Figure 1

Example of an ultrasound image used for the prediction of intramuscular fat percentage. aRegion of interest: 100×100 pixel area. 10 image parameters generated from this region.

Table 1

Number of animals by breed, sex, year of test and final weight of test animal

Breed No. Sex No. Year of test No. Final wt. No.
Berkshire 1,345 Boar 1,153 2009 854 ≤100 185
Duroc 459 Gilt 1,342 2010 968 100–105 287
Lanrace 245 2011 673 105–110 590
Large White 446 110–115 1,185
≥115 248
Total 2,495 2,495 2,495 2,495

Final wt., final weight of test.

Table 2

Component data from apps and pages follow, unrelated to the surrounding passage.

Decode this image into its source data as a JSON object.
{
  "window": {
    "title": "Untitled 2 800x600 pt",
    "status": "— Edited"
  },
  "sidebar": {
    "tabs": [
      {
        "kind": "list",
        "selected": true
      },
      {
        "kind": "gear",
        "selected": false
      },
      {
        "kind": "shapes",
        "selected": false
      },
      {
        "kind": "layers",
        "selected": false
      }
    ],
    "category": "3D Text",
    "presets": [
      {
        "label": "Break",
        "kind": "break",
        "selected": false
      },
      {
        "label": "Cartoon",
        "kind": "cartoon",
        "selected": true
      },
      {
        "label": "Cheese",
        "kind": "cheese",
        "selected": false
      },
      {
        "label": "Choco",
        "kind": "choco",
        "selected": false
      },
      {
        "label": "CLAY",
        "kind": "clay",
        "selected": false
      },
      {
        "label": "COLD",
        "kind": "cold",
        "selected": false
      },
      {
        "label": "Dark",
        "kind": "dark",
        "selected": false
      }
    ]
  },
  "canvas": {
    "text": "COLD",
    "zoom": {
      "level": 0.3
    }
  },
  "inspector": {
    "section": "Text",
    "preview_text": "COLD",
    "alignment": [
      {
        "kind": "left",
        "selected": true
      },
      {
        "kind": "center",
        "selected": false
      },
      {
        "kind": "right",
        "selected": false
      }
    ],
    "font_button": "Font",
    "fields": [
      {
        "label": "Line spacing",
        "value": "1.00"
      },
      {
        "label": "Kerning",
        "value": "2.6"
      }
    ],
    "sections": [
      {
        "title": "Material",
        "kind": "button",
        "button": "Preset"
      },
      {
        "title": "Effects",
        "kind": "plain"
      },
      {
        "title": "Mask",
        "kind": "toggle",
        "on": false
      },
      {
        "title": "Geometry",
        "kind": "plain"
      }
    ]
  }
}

Least squares means of the meat quality traits and ultrasound intramuscular fat percentage for breed and their standard errors

Source Bekshire Duroc Landrace Large White
pH24h 5.81a ±0.01 5.83a ±0.02 5.74b ±0.03 5.75b ±0.03
CIMF(%) 2.40b ±0.04 2.79a ±0.15 2.11b ±0.16 2.23b ±0.16
UIMF(%) 2.23b ±0.02 2.40a ±0.12 2.10b ±0.13 2.25b ±0.13
CIE L*1 43.21c ±0.15 45.75b ±0.59 46.97a ±0.62 46.29a ±0.61
CIE a*1 6.85b ±0.07 7.36a ±0.27 7.56a ±0.28 7.50a ±0.28
CIE b*1 2.63b ±0.04 3.07a ±0.17 2.93a ±0.18 2.64ab ±0.17
CL(%) 24.94b ±0.28 24.37b ±0.65 26.34a ±0.69 26.25a ±0.68
SF(N) 34.68b ±0.30 34.75b ±1.52 44.60a ±1.60 44.89a ±1.58

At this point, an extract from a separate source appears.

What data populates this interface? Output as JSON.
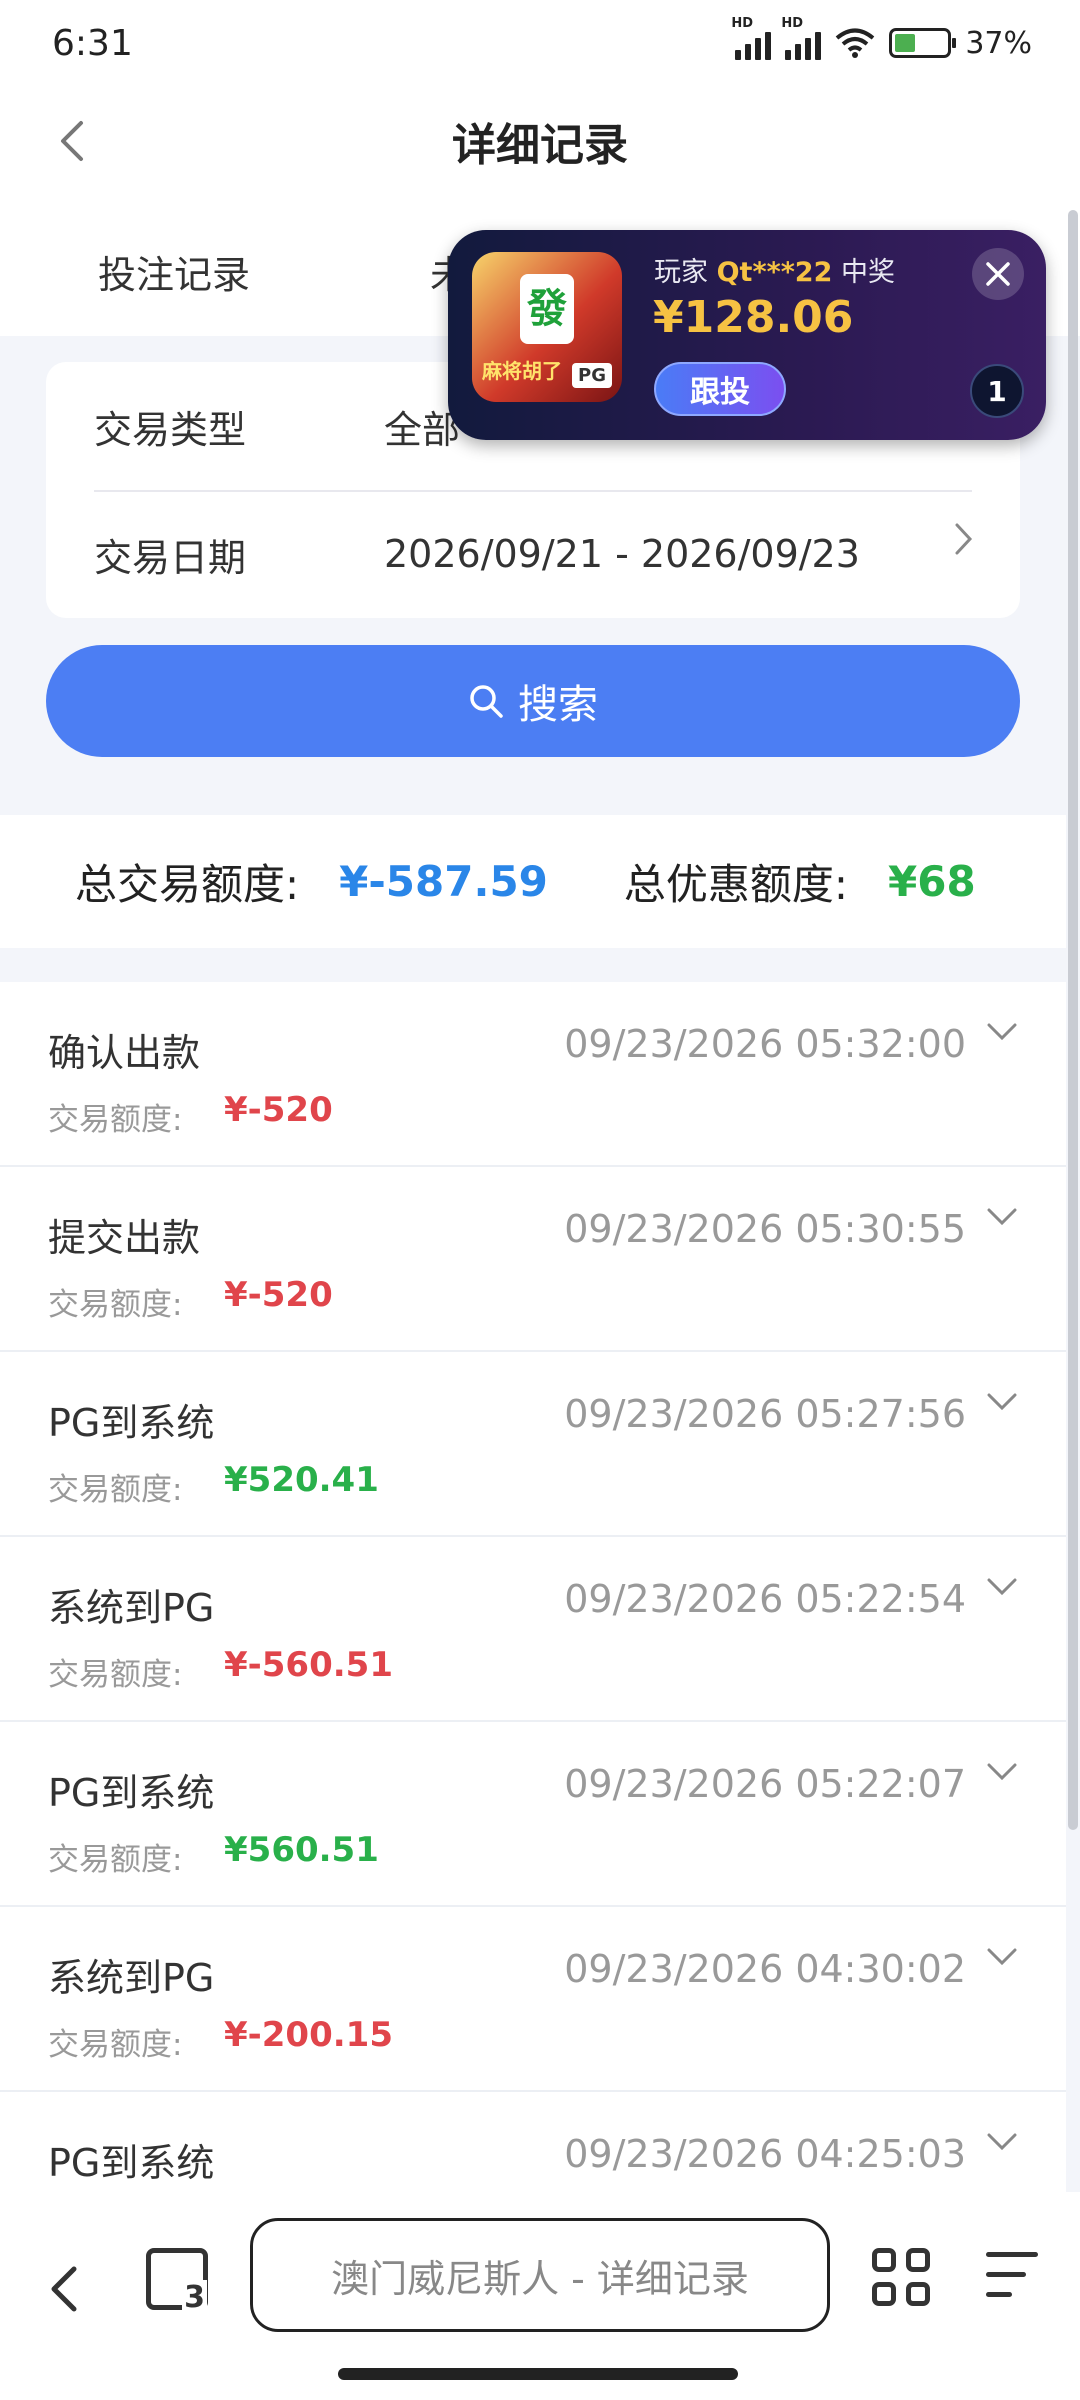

pH24h, ultimate pH at 24 h postmortem; CIMF, chemical intramuscular fat percentage; UIMF, ultrasound intramuscular fat percentage; CIE, Commission Internationale de l’Eclairage; CL, cooking loss; SF, shear force.

1

CIE L* = black (0) to white (100) scale; CIE a* = red (+) to green (−) color scale; CIE b* = yellow (+) to blue (−) color scale.

a,b,c

Values in the same row within the same fixed effect that do not have a common superscript differ (p<0.05).

Table 3

Heritabilities (diagonal), genetic correlations (above diagonal) and phenotypic correlations (below diagonal) among meat quality traits and ultrasound intramuscular fat percentage

Traits1 pH24h CIMF UIMF CIE L*2 CIE a*2 CIE b*2 CL SF
pH24h 0.52 −0.15ns −0.14ns −0.45** −0.28* −0.42* −0.17* 0.07ns
CIMF −0.02ns 0.50 0.75** 0.27** 0.37** 0.48* −0.03* −0.23ns
UIMF −0.01ns 0.76** 0.48 0.24** 0.3** 0.41* −0.01* −0.04ns
CIE L*2 −0.49* 0.17** 0.15* 0.51 0.21** 0.79** 0.23** −0.13*
CIE a*2 −0.1ns 0.21** 0.22* −0.08* 0.52 0.63** 0.13* −0.01*
CIE b*2 −0.16* 0.28* 0.25* 0.64** 0.39** 0.48 0.15* −0.11ns
CL −0.11* 0.11* −0.17ns −0.28** −0.01ns 0.09 0.46 −0.04ns
SF 0.08ns −0.03ns 0.01ns −0.03* 0.11* −0.05ns 0.33** 0.56
1

pH24h, ultimate pH at 24 h postmortem; CIMF, chemical intramuscular fat percentage; UIMF, ultrasound intramuscular fat percentage; CIE, Commission Internationale de l’Eclairage; CL, cooking loss; SF, shear force.

2

CIE L* = black (0) to white (100) scale; CIE a* = red (+) to green (−) color scale; CIE b* = yellow (+) to blue (−) color scale.

**

p<0.01

*

p<0.05;

ns, not significance.